Dataset rows describing interfaces

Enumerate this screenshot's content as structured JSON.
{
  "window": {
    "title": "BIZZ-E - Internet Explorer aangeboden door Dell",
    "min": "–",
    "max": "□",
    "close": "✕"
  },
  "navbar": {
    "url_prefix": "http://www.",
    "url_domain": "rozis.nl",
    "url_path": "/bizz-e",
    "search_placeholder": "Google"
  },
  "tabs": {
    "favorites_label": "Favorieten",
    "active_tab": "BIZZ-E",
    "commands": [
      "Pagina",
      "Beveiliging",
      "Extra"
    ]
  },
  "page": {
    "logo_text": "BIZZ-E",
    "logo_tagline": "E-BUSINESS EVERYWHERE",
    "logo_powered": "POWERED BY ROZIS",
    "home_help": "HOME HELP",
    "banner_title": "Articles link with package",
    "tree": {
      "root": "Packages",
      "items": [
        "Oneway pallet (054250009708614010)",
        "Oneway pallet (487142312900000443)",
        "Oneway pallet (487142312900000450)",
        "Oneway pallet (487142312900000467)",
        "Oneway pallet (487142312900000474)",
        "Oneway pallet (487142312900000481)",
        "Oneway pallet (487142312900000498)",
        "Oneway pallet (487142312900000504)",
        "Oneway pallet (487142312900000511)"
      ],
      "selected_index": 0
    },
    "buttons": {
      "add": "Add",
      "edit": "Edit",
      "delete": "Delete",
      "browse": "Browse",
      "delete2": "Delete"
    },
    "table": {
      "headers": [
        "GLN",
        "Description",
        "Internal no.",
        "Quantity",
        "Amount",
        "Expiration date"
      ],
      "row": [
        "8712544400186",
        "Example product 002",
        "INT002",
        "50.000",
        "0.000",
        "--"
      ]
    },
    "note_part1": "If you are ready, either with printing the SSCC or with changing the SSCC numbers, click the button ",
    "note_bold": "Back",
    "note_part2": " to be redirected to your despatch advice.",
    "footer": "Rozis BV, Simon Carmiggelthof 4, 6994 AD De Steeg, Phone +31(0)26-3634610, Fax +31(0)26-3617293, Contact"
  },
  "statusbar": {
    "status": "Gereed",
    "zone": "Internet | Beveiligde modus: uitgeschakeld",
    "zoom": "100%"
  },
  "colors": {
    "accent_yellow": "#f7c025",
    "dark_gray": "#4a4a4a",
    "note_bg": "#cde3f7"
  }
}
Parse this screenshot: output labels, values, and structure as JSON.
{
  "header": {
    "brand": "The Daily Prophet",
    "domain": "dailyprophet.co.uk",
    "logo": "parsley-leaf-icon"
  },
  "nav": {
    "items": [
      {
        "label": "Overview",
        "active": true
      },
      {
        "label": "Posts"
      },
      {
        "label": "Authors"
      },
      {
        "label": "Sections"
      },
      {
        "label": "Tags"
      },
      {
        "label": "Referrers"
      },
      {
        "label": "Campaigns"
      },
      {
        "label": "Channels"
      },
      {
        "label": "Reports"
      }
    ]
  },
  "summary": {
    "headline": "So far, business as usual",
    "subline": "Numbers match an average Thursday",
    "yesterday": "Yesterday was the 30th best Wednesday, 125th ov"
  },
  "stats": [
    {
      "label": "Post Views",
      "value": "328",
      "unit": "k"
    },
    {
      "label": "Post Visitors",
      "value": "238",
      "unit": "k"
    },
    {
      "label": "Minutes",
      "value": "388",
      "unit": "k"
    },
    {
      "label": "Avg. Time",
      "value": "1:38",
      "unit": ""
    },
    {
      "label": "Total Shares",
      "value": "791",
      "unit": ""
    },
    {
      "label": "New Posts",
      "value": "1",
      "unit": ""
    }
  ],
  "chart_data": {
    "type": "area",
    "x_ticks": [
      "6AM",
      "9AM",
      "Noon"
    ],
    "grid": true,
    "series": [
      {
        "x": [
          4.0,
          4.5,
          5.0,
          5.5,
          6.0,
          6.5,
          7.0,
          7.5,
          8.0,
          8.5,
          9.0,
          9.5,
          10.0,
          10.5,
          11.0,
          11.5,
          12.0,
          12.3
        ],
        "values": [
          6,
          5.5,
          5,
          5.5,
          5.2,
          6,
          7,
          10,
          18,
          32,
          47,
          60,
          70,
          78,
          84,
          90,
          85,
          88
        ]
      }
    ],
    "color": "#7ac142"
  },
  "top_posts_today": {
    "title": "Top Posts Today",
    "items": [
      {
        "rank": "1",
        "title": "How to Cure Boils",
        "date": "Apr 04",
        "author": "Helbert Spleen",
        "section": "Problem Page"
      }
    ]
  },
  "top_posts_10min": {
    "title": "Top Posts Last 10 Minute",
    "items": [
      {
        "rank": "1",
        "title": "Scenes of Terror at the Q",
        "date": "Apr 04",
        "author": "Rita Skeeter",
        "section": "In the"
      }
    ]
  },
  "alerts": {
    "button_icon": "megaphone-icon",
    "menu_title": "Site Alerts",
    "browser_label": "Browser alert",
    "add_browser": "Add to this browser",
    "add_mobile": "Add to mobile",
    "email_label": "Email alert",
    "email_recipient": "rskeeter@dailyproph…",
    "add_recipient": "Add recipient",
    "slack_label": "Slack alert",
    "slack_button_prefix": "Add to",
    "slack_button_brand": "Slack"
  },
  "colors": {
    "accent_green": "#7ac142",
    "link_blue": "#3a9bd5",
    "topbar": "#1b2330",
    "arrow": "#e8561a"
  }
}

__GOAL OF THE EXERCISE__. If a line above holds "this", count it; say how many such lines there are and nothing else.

__PROBLEM SOLUTION__. 3